“It’s hard to predict what the NCAA is going to do in a given situation, but I think the NCAA will meet with a collectives association,” Mit Winter, a college sports attorney at Kansas City-based Kennyhertz Perry, said. “Or at least it should. It’s clear from some of the public statements by Charlie Baker and others that they don’t have a full picture of what well-run collectives do and how they operate. If I was the NCAA, I’d want to meet with a collectives association to learn more about collectives and to see if there’s any common ground on solutions or new models.”
Details on founding members of The Collective Association
Classic City Collective (University of Georgia)
A registered LLC, the Classic City Collective does allow Georgia boosters to donate. Run by CEO Matt Hibbs, the collective has prioritized finding outside revenue sources. A former football compliance officer at Georgia, Hibbs has helped secure corporate partnerships with Truist Bank, Apotheos coffee roastery and The Players Lounge.
Spyre Sports Group (University of Tennessee)
Tennessee‘s NIL operation has become the leading collective in the country. Led by co-founders Hunter Baddour and James Clawson, The Volunteer Club has grown to 2,769 members with an expansive e-commerce business. According to Baddour, Spyre has executed 1,400 deals since July 2021. They currently have 90 athletes on active contracts. Spyre told On3 in February the Volunteer Club had procured $13.5 million in NIL deals.
The Grove Collective (University of Mississippi)

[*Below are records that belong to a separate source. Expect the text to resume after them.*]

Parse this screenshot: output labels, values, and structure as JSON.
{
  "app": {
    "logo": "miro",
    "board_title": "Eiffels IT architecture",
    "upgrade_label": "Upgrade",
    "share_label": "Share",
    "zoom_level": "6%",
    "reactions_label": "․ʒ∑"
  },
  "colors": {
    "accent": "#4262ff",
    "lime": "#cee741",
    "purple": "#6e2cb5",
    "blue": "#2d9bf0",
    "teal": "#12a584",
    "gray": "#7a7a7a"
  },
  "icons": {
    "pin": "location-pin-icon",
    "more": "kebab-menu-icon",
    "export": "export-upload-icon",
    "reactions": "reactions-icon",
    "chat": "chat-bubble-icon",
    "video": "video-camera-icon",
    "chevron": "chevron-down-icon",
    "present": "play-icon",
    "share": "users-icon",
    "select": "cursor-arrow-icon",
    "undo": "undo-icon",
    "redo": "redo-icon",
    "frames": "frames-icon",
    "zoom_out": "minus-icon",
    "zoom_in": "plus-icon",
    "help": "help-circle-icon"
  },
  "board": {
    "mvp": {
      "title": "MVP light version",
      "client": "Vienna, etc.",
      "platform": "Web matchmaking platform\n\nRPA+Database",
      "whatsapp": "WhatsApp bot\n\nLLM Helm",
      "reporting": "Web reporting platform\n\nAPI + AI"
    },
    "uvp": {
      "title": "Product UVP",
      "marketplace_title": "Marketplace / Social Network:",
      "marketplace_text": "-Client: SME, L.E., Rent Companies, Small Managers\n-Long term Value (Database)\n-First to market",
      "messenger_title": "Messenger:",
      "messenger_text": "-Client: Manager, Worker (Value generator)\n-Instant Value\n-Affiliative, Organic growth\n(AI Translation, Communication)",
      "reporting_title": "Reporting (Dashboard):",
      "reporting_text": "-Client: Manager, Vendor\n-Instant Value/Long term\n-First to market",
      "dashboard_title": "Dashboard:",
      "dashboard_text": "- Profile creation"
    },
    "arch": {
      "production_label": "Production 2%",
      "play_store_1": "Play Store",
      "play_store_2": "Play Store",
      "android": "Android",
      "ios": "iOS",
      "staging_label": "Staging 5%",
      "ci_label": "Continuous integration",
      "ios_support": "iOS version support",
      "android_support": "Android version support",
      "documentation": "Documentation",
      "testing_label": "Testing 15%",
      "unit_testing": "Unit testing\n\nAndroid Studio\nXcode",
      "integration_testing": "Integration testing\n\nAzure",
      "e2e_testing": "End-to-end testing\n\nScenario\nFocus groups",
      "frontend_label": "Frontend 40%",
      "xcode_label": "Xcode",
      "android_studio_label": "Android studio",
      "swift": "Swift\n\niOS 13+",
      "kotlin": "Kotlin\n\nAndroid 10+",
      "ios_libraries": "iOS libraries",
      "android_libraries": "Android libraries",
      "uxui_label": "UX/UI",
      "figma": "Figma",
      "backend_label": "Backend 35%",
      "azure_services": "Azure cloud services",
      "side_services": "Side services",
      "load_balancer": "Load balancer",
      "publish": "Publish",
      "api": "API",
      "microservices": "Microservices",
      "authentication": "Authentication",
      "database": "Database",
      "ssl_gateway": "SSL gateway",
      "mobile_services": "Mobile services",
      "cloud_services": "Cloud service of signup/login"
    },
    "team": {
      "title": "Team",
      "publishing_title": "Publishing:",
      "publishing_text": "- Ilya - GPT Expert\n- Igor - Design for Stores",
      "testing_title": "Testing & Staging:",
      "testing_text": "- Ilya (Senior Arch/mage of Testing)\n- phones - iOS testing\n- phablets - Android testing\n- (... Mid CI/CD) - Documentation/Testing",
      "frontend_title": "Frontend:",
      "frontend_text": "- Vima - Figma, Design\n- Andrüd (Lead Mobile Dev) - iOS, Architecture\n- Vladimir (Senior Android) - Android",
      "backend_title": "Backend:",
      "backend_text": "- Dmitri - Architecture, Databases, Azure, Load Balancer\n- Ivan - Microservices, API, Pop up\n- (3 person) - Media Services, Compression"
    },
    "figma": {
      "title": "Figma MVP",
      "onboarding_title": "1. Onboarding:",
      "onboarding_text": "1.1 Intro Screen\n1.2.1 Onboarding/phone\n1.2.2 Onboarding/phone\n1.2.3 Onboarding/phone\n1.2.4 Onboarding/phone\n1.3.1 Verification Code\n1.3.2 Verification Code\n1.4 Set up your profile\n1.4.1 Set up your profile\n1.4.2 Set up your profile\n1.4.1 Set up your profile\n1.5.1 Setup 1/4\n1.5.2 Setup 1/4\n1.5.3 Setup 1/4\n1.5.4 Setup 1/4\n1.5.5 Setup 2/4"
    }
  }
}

When Walker Jones took over as executive director of The Grove Collective in September, he had some heavy lifting to do. Ole Miss was playing catchup in NIL, a position no collective wants to be in. By late November, the collective topped the $10 million mark in fundraising. It remains one of the top reported totals in the NIL collective market. While Jones hammered home the importance of donors contributing to The Grove, he made sure the collective was locating revenue outside of the fan base.

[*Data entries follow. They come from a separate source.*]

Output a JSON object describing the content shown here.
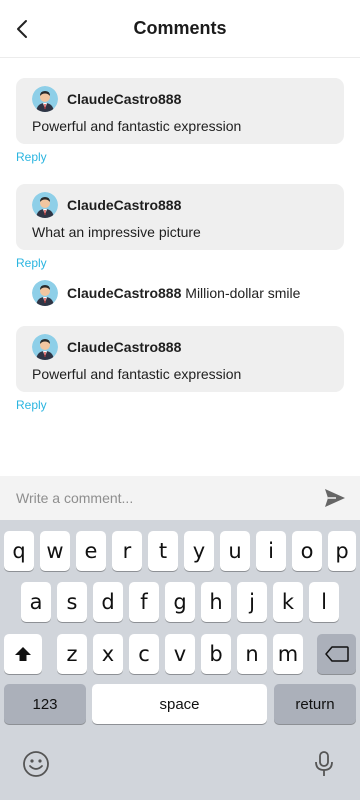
{
  "header": {
    "title": "Comments"
  },
  "comments": [
    {
      "username": "ClaudeCastro888",
      "text": "Powerful and fantastic expression",
      "reply_label": "Reply"
    },
    {
      "username": "ClaudeCastro888",
      "text": "What an impressive picture",
      "reply_label": "Reply"
    },
    {
      "username": "ClaudeCastro888",
      "text": "Million-dollar smile"
    },
    {
      "username": "ClaudeCastro888",
      "text": "Powerful and fantastic expression",
      "reply_label": "Reply"
    }
  ],
  "composer": {
    "placeholder": "Write a comment...",
    "value": ""
  },
  "keyboard": {
    "row1": [
      "q",
      "w",
      "e",
      "r",
      "t",
      "y",
      "u",
      "i",
      "o",
      "p"
    ],
    "row2": [
      "a",
      "s",
      "d",
      "f",
      "g",
      "h",
      "j",
      "k",
      "l"
    ],
    "row3": [
      "z",
      "x",
      "c",
      "v",
      "b",
      "n",
      "m"
    ],
    "numbers_label": "123",
    "space_label": "space",
    "return_label": "return"
  },
  "colors": {
    "accent": "#2bb5e0",
    "card_bg": "#efefef",
    "keyboard_bg": "#d1d5db",
    "avatar_bg": "#8ecfe8"
  }
}
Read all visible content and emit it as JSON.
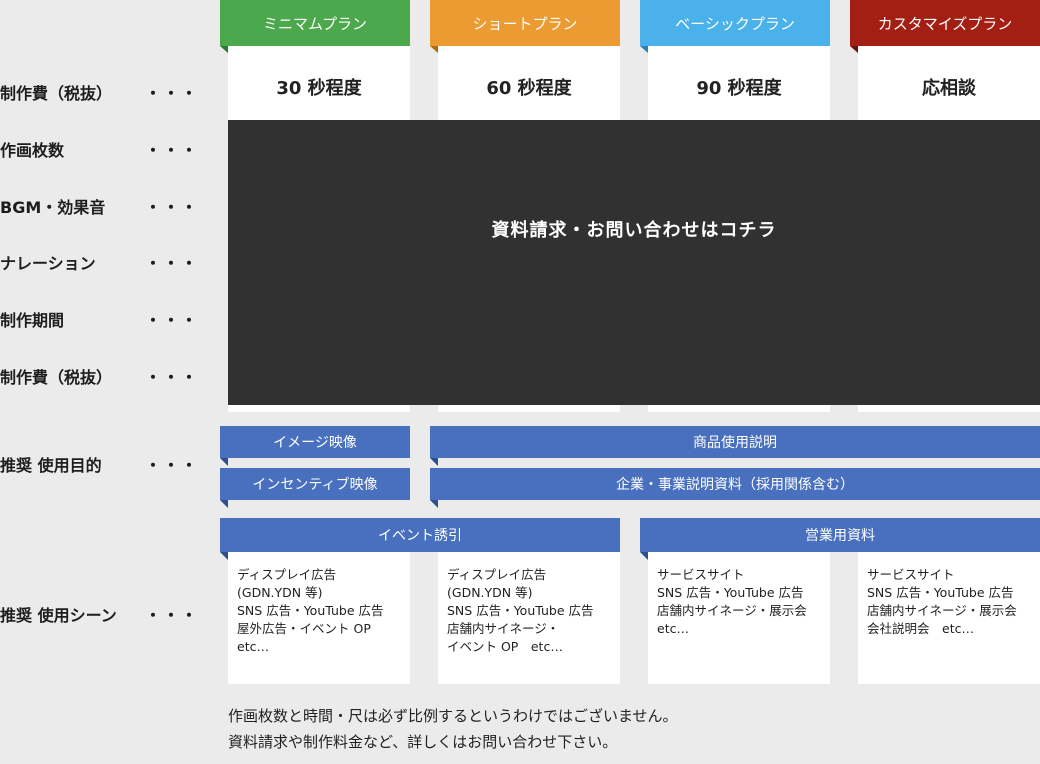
{
  "plans": [
    {
      "name": "ミニマムプラン",
      "color": "#4ca84d",
      "fold": "#2f7a31",
      "price": "30 秒程度"
    },
    {
      "name": "ショートプラン",
      "color": "#ec9b32",
      "fold": "#b06a15",
      "price": "60 秒程度"
    },
    {
      "name": "ベーシックプラン",
      "color": "#4bb1ea",
      "fold": "#2e7fae",
      "price": "90 秒程度"
    },
    {
      "name": "カスタマイズプラン",
      "color": "#a31f14",
      "fold": "#6b120b",
      "price": "応相談"
    }
  ],
  "rows": [
    {
      "label": "制作費（税抜）",
      "dots": "・・・"
    },
    {
      "label": "作画枚数",
      "dots": "・・・"
    },
    {
      "label": "BGM・効果音",
      "dots": "・・・"
    },
    {
      "label": "ナレーション",
      "dots": "・・・"
    },
    {
      "label": "制作期間",
      "dots": "・・・"
    },
    {
      "label": "制作費（税抜）",
      "dots": "・・・"
    },
    {
      "label": "推奨 使用目的",
      "dots": "・・・"
    },
    {
      "label": "推奨 使用シーン",
      "dots": "・・・"
    }
  ],
  "overlay_text": "資料請求・お問い合わせはコチラ",
  "purposes": {
    "image_video": "イメージ映像",
    "product_usage": "商品使用説明",
    "incentive_video": "インセンティブ映像",
    "corporate_docs": "企業・事業説明資料（採用関係含む）",
    "event": "イベント誘引",
    "sales_docs": "営業用資料"
  },
  "scenes": [
    [
      "ディスプレイ広告",
      "(GDN.YDN 等)",
      "SNS 広告・YouTube 広告",
      "屋外広告・イベント OP",
      "etc…"
    ],
    [
      "ディスプレイ広告",
      "(GDN.YDN 等)",
      "SNS 広告・YouTube 広告",
      "店舗内サイネージ・",
      "イベント OP　etc…"
    ],
    [
      "サービスサイト",
      "SNS 広告・YouTube 広告",
      "店舗内サイネージ・展示会",
      "etc…"
    ],
    [
      "サービスサイト",
      "SNS 広告・YouTube 広告",
      "店舗内サイネージ・展示会",
      "会社説明会　etc…"
    ]
  ],
  "notes": [
    "作画枚数と時間・尺は必ず比例するというわけではございません。",
    "資料請求や制作料金など、詳しくはお問い合わせ下さい。"
  ],
  "bar_color": "#4870be",
  "overlay_color": "#313131"
}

The Battle’s End (Florida State University)
When Ingram Smith launched The Battle’s End in December, he made one promise to Florida State fans. And a warning to the rest of the country. “I’m not going to tell you that I’m John Ruiz and I have unlimited money,” he said. “But I will tell you that we can be as competitive as we want to be in this space.” The Battle’s End has been innovative in motivating boosters. The collective sent Travis and Trey Benson to the Super Bowl, flying on a donor’s private plane to Arizona for the game. And in March, a trio of linemen attended the John R. Lewis Legacy Gala in Atlanta.
House of Victory (University of Southern California)

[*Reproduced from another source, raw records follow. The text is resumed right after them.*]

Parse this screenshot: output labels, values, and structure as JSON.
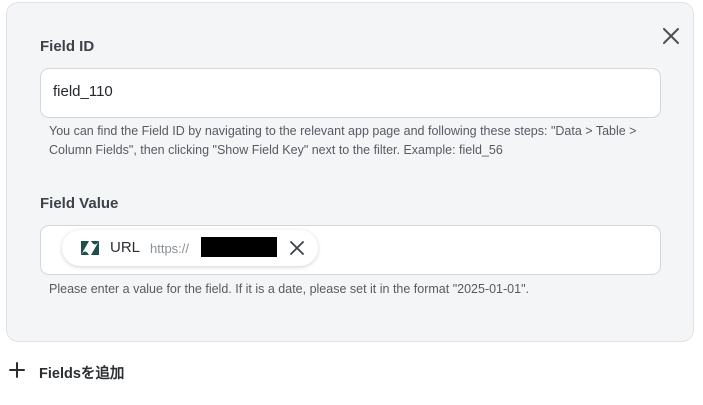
{
  "field_id": {
    "label": "Field ID",
    "value": "field_110",
    "help": "You can find the Field ID by navigating to the relevant app page and following these steps: \"Data > Table > Column Fields\", then clicking \"Show Field Key\" next to the filter. Example: field_56"
  },
  "field_value": {
    "label": "Field Value",
    "chip": {
      "icon": "zendesk-logo-icon",
      "label": "URL",
      "url_prefix": "https://"
    },
    "help": "Please enter a value for the field. If it is a date, please set it in the format \"2025-01-01\"."
  },
  "add_fields": {
    "label": "Fieldsを追加"
  },
  "colors": {
    "panel_bg": "#f4f5f7",
    "border": "#d3d7dc",
    "text": "#2b2f33",
    "muted": "#555b61"
  }
}
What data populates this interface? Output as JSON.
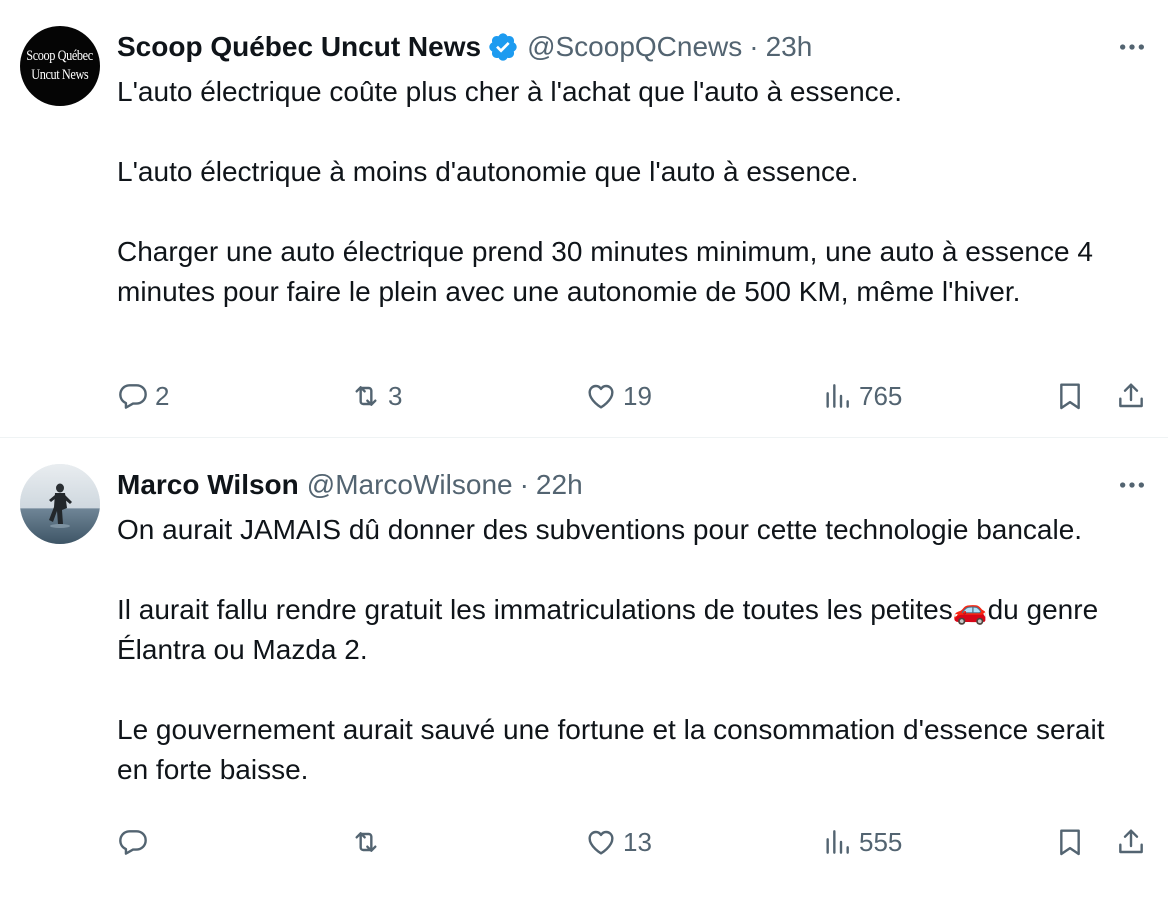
{
  "tweets": [
    {
      "avatar_text_line1": "Scoop Québec",
      "avatar_text_line2": "Uncut News",
      "name": "Scoop Québec Uncut News",
      "verified": true,
      "handle": "@ScoopQCnews",
      "separator": "·",
      "time": "23h",
      "paragraphs": [
        "L'auto électrique coûte plus cher à l'achat que l'auto à essence.",
        "L'auto électrique à moins d'autonomie que l'auto à essence.",
        "Charger une auto électrique prend 30 minutes minimum, une auto à essence 4 minutes pour faire le plein avec une autonomie de 500 KM, même l'hiver."
      ],
      "replies": "2",
      "reposts": "3",
      "likes": "19",
      "views": "765"
    },
    {
      "name": "Marco Wilson",
      "verified": false,
      "handle": "@MarcoWilsone",
      "separator": "·",
      "time": "22h",
      "paragraphs": [
        "On aurait JAMAIS dû donner des subventions pour cette technologie bancale.",
        "Il aurait fallu rendre gratuit les immatriculations de toutes les petites🚗du genre Élantra ou Mazda 2.",
        "Le gouvernement aurait sauvé une fortune et la consommation d'essence serait en forte baisse."
      ],
      "replies": "",
      "reposts": "",
      "likes": "13",
      "views": "555"
    }
  ],
  "colors": {
    "text": "#0f1419",
    "secondary": "#536471",
    "verified": "#1d9bf0",
    "divider": "#eff3f4"
  },
  "icons": [
    "reply-icon",
    "repost-icon",
    "like-icon",
    "views-icon",
    "bookmark-icon",
    "share-icon",
    "more-icon",
    "verified-badge-icon"
  ]
}
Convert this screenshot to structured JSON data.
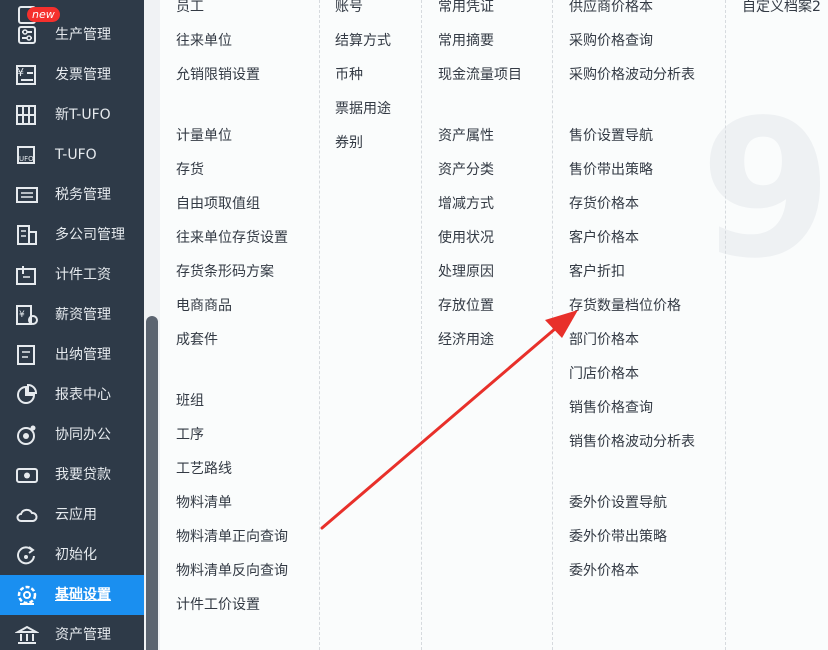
{
  "sidebar": {
    "items": [
      {
        "label": "",
        "icon": "module-icon",
        "badge": "new"
      },
      {
        "label": "生产管理",
        "icon": "production-icon"
      },
      {
        "label": "发票管理",
        "icon": "invoice-icon"
      },
      {
        "label": "新T-UFO",
        "icon": "new-tufo-icon"
      },
      {
        "label": "T-UFO",
        "icon": "tufo-icon"
      },
      {
        "label": "税务管理",
        "icon": "tax-icon"
      },
      {
        "label": "多公司管理",
        "icon": "multi-company-icon"
      },
      {
        "label": "计件工资",
        "icon": "piece-wage-icon"
      },
      {
        "label": "薪资管理",
        "icon": "salary-icon"
      },
      {
        "label": "出纳管理",
        "icon": "cashier-icon"
      },
      {
        "label": "报表中心",
        "icon": "report-icon"
      },
      {
        "label": "协同办公",
        "icon": "collaboration-icon"
      },
      {
        "label": "我要贷款",
        "icon": "loan-icon"
      },
      {
        "label": "云应用",
        "icon": "cloud-icon"
      },
      {
        "label": "初始化",
        "icon": "init-icon"
      },
      {
        "label": "基础设置",
        "icon": "settings-icon",
        "active": true
      },
      {
        "label": "资产管理",
        "icon": "asset-icon"
      }
    ]
  },
  "menu": {
    "col1": [
      "员工",
      "往来单位",
      "允销限销设置",
      "计量单位",
      "存货",
      "自由项取值组",
      "往来单位存货设置",
      "存货条形码方案",
      "电商商品",
      "成套件",
      "班组",
      "工序",
      "工艺路线",
      "物料清单",
      "物料清单正向查询",
      "物料清单反向查询",
      "计件工价设置"
    ],
    "col2": [
      "账号",
      "结算方式",
      "币种",
      "票据用途",
      "券别"
    ],
    "col3": [
      "常用凭证",
      "常用摘要",
      "现金流量项目",
      "资产属性",
      "资产分类",
      "增减方式",
      "使用状况",
      "处理原因",
      "存放位置",
      "经济用途"
    ],
    "col4": [
      "供应商价格本",
      "采购价格查询",
      "采购价格波动分析表",
      "售价设置导航",
      "售价带出策略",
      "存货价格本",
      "客户价格本",
      "客户折扣",
      "存货数量档位价格",
      "部门价格本",
      "门店价格本",
      "销售价格查询",
      "销售价格波动分析表",
      "委外价设置导航",
      "委外价带出策略",
      "委外价格本"
    ],
    "col5": [
      "自定义档案2"
    ]
  },
  "colors": {
    "sidebar_bg": "#2e3a48",
    "active_bg": "#1a8ff0",
    "badge_bg": "#f5302d",
    "arrow": "#e8302a"
  }
}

Roughly three months since its launch, the USC-focused collective has quickly moved up the NIL ladder. The collective has more than 50 athlete contracts across seven sports, with the intention to hit 100 deals by the end of 2023. Alumni-led and board-operated, the collective also has a sponsorship agreement with Playfly Sports, USC’s multimedia rights holder, which makes it an institutional sponsor. It also opened the opportunity for sponsoring opportunities. Led by USC’s former Director of Player Personnel Spencer Harris, the organization has proven to be one of the most innovative in generating revenue dollars.
Champions Circle (University of Michigan)
Champions Circle has become an extension of Jared Wangler‘s Valiant Management operation. The collective formally launched in April, with a website and endorsement from Michigan head coach Jim Harbaugh. With heavy alumni support, fans can join the collective with subscription packages ranging from $10 to $500 monthly. Each tier comes with an annual option, too, with different perks included.
Happy Valley United (Penn State University)
Penn State took its first steps toward a cohesive NIL strategy with a consolidated collective in June 2023. With full support from school leaders like Vice President for Intercollegiate Athletics Pat Kraft and persistence from football coach James Franklin, Success With Honor and the Lions Legacy Club merged to form Happy Valley United. Through the initiative of Kraft, and NIL partnerships with Doug Fillis of Accelerate Sports Ventures and Rob Sine, co-founder and CEO of Blueprint Sports, Happy Valley United is the school’s singular NIL focus.